= MATERIAL FOR THIS TASK =
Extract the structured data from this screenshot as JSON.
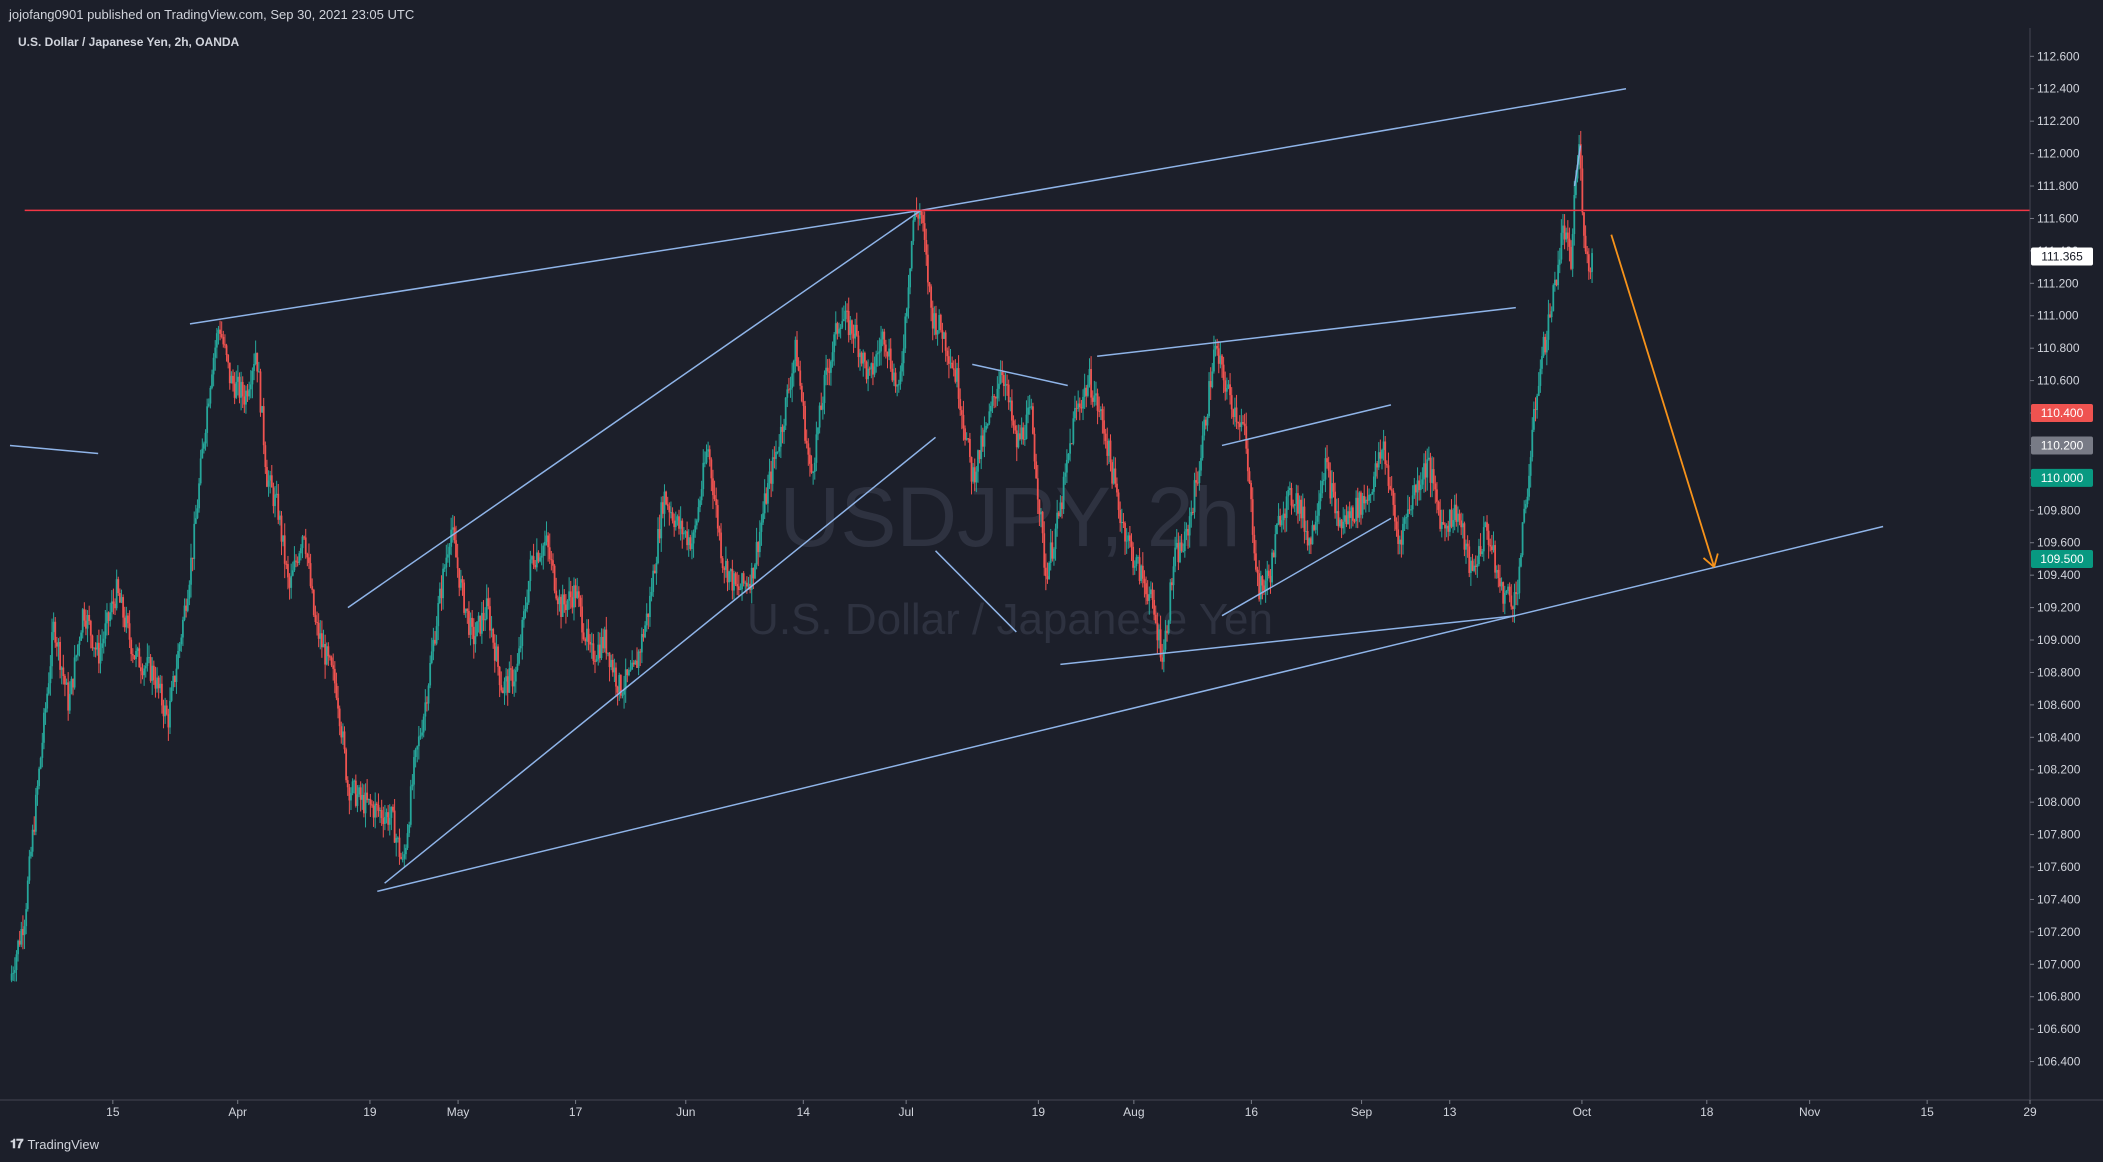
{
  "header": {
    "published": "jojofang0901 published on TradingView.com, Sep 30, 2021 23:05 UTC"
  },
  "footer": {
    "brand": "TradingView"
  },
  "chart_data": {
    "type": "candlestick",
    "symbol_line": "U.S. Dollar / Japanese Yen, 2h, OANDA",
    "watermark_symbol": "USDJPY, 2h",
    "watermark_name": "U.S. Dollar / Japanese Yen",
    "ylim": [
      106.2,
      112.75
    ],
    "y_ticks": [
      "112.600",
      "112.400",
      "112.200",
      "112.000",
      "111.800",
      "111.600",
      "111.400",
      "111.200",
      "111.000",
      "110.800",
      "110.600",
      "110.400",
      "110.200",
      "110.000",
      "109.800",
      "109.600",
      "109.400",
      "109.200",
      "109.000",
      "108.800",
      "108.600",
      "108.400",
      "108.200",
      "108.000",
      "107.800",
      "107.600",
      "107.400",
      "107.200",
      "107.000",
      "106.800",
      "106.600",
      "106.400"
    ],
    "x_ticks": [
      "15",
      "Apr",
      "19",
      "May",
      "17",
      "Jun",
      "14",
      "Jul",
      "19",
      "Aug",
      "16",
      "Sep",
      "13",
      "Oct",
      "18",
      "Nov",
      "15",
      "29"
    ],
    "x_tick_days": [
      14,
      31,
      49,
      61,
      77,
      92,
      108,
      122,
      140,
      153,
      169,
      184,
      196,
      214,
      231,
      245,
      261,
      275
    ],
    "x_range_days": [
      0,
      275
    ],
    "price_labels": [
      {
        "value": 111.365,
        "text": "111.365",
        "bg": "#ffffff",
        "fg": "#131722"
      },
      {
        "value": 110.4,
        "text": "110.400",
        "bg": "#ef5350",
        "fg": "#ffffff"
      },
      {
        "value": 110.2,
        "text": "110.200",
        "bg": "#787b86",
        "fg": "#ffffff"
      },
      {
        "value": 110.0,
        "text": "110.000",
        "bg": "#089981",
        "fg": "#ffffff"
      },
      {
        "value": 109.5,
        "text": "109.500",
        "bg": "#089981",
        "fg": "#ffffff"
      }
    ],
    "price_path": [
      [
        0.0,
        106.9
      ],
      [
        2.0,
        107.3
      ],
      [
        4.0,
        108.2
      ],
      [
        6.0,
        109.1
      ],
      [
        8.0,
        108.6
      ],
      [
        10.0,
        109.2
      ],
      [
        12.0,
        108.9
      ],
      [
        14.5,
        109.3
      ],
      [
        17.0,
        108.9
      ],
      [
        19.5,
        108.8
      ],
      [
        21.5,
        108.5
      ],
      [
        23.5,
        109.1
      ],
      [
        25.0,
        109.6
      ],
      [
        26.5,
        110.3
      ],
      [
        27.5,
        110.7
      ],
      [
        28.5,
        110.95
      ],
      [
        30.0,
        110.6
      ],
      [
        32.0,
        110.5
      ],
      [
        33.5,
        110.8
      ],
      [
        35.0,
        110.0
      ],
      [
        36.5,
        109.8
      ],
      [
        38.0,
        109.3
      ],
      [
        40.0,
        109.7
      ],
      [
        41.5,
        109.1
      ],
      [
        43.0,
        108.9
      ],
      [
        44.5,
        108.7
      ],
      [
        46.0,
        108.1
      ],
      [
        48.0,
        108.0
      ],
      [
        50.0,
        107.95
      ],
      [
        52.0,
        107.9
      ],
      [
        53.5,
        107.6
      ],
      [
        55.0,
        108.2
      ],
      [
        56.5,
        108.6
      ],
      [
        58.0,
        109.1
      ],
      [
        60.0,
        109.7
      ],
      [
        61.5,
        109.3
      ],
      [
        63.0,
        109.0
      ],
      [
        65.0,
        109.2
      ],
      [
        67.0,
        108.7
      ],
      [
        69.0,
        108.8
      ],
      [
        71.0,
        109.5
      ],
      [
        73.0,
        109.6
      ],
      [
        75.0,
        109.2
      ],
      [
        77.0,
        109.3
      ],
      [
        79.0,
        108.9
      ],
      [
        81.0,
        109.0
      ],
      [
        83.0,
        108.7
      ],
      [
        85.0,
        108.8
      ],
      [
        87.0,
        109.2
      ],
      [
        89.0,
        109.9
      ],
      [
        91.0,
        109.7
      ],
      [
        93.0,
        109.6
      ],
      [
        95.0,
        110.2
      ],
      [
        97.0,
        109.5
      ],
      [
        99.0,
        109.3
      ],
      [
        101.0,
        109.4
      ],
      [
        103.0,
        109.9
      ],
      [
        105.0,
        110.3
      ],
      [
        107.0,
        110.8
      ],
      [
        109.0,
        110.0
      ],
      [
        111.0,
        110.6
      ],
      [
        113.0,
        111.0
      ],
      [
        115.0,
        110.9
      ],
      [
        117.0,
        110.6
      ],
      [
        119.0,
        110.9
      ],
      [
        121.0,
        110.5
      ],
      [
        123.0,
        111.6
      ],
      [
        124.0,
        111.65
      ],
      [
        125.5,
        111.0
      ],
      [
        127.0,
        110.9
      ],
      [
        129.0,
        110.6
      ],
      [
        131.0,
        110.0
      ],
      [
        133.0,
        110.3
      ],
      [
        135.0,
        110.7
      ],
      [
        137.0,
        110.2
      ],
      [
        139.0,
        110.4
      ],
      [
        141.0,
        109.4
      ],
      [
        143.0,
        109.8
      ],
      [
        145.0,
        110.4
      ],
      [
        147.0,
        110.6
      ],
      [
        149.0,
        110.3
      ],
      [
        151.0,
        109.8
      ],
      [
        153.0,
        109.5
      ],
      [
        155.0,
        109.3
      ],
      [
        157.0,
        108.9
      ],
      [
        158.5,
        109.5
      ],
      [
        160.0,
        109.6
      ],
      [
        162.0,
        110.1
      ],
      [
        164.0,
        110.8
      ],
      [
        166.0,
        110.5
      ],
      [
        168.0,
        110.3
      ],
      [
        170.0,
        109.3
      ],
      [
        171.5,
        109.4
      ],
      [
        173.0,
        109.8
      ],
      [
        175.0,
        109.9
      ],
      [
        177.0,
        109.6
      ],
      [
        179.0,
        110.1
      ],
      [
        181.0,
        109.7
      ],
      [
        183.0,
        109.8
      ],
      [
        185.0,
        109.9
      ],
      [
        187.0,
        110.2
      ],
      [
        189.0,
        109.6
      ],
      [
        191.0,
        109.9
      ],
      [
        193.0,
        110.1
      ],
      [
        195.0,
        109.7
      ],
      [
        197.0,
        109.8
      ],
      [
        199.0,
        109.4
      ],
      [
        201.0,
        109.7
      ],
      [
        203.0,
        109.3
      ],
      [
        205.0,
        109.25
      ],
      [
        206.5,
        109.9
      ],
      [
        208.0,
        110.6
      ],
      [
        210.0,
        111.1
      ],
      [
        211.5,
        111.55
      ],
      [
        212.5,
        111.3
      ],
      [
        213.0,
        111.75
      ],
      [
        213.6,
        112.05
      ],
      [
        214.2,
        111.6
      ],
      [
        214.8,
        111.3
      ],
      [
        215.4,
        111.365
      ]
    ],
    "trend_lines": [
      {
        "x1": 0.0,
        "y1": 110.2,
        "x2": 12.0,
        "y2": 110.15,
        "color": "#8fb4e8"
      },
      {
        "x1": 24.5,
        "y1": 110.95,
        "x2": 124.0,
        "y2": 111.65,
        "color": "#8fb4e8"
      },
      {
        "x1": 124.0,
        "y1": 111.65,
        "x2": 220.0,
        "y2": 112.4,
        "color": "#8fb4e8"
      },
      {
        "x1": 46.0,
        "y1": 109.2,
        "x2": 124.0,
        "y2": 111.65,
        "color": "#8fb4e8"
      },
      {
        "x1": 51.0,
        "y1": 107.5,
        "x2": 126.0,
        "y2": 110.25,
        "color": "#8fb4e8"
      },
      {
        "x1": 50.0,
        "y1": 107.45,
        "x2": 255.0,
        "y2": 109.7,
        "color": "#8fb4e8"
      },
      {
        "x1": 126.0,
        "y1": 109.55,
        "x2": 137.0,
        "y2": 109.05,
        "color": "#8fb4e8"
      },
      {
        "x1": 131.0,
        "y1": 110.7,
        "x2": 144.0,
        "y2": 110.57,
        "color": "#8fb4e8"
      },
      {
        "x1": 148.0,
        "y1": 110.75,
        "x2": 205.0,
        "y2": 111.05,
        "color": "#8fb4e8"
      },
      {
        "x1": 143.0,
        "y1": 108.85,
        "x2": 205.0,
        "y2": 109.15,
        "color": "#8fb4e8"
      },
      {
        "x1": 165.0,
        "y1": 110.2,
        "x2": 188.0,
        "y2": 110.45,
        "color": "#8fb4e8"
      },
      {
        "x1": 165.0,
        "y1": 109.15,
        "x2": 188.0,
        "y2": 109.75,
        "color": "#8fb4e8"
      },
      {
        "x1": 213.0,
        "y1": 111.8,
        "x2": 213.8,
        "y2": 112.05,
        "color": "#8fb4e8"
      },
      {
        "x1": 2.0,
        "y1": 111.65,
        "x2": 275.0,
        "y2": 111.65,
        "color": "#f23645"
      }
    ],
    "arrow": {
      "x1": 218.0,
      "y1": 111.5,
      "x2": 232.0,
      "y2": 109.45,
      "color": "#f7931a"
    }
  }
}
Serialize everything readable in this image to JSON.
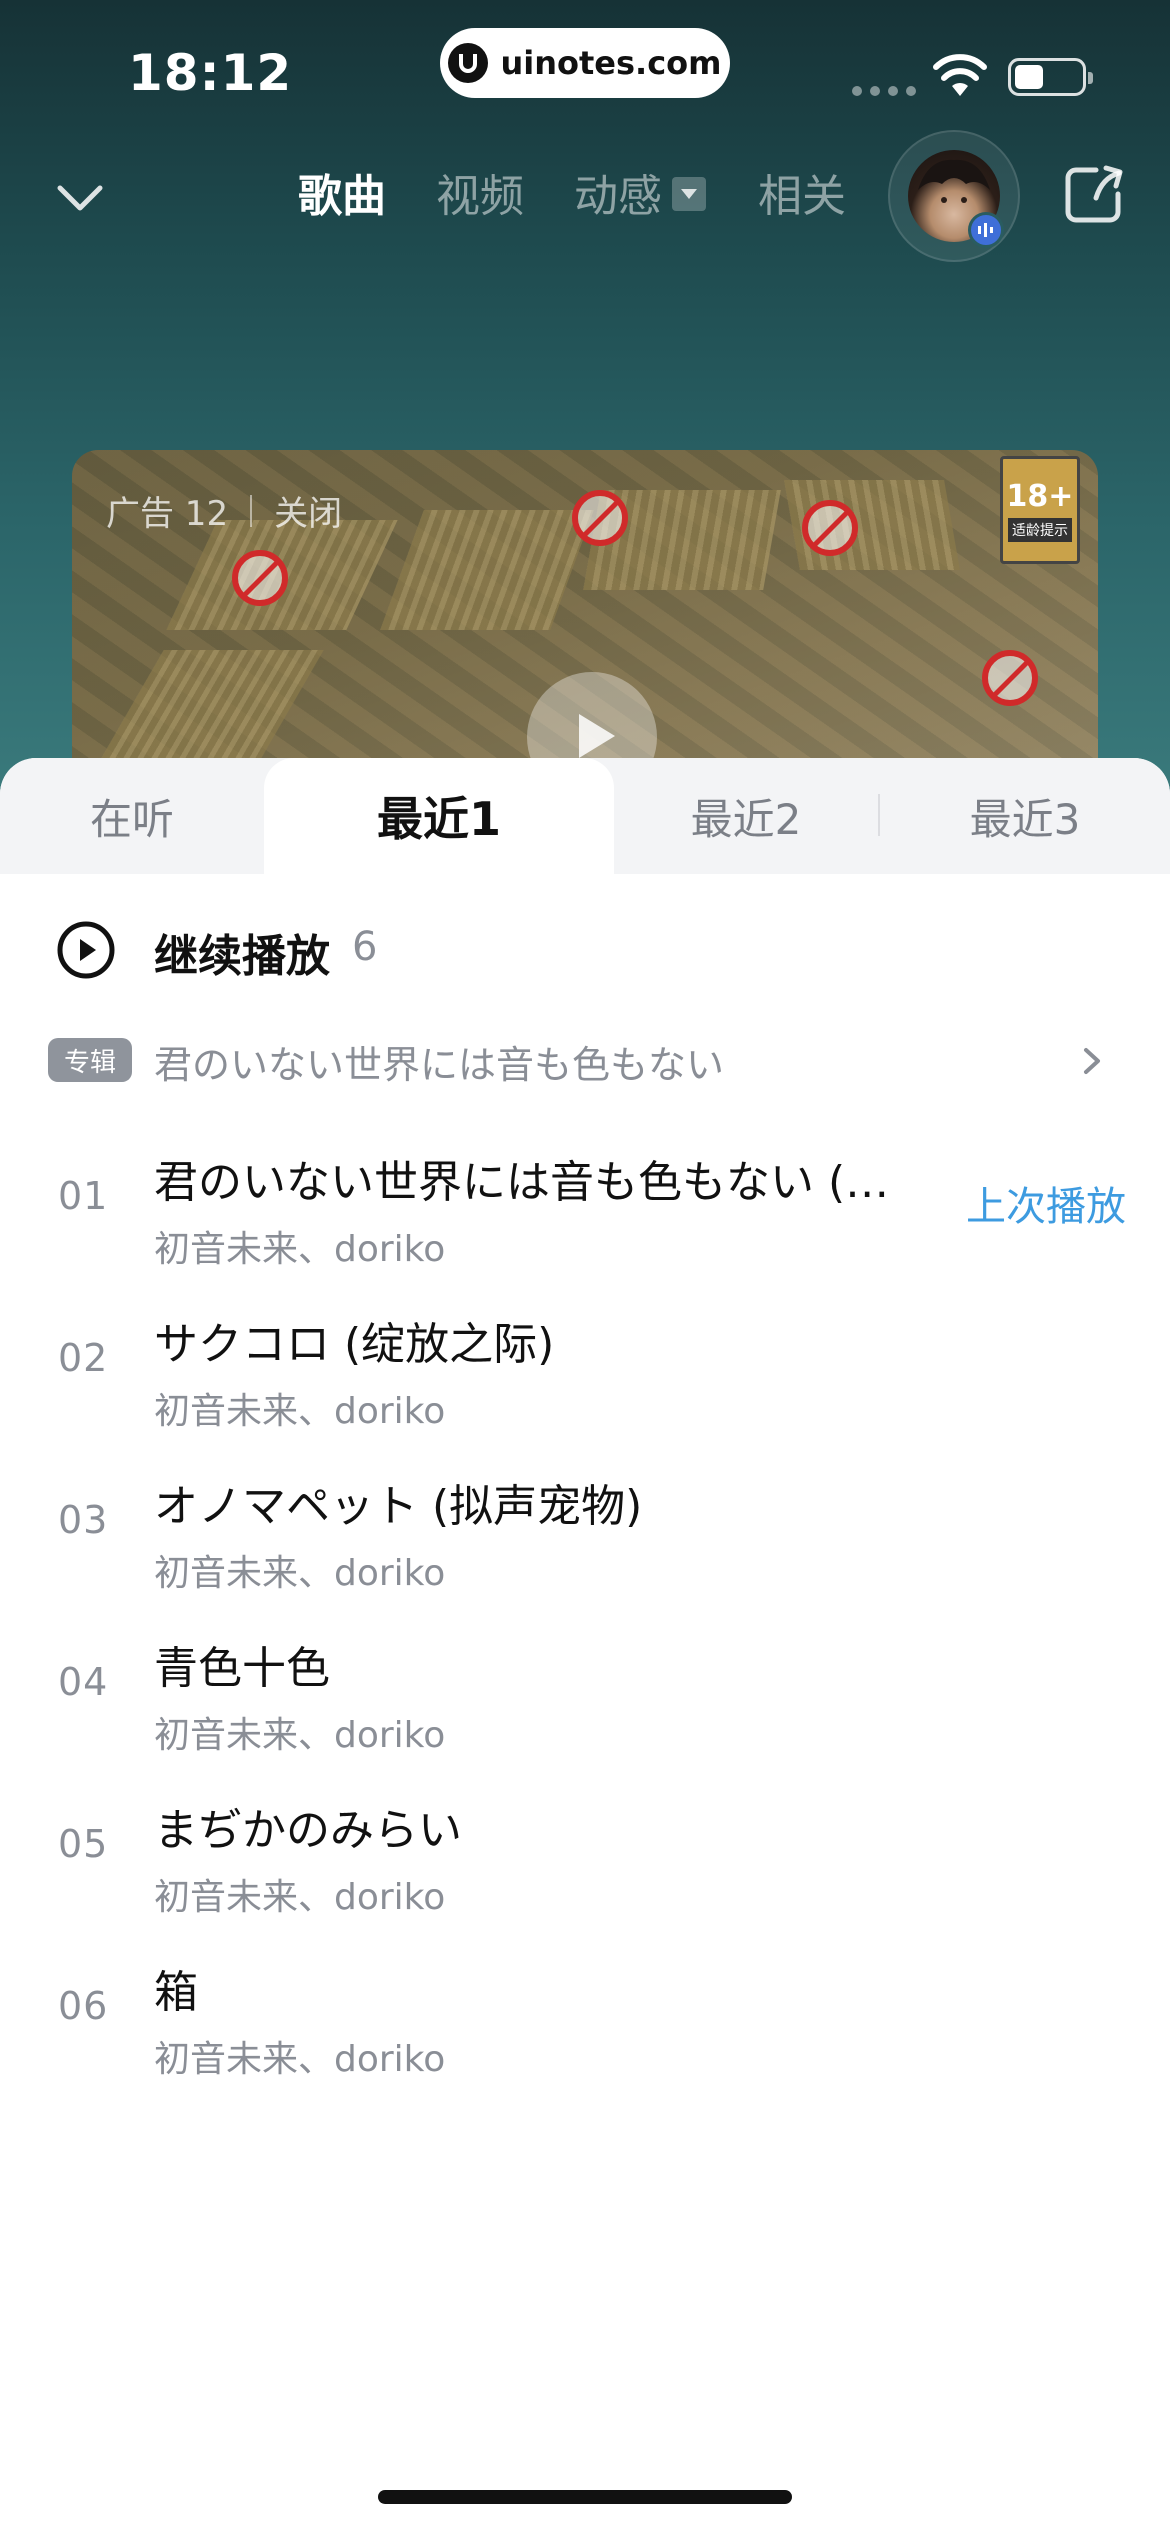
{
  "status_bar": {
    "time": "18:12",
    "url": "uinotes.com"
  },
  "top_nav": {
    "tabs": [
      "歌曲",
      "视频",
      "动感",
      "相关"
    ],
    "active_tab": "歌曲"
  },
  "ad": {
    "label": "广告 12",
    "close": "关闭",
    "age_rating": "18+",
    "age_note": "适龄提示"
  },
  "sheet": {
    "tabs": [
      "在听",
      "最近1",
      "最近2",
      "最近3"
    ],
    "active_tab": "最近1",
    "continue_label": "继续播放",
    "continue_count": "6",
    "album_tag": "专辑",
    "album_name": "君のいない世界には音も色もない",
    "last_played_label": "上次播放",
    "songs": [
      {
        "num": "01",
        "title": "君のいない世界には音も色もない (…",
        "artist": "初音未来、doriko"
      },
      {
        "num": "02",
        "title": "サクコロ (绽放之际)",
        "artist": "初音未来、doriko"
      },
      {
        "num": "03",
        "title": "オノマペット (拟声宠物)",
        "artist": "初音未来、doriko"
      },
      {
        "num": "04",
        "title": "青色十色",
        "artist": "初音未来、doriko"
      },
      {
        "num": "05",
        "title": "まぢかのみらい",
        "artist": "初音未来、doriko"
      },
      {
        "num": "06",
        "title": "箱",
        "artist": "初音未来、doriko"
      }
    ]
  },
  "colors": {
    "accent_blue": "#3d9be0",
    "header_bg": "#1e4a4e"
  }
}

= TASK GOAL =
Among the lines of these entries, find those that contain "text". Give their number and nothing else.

= EXERCISE OUTPUT =
5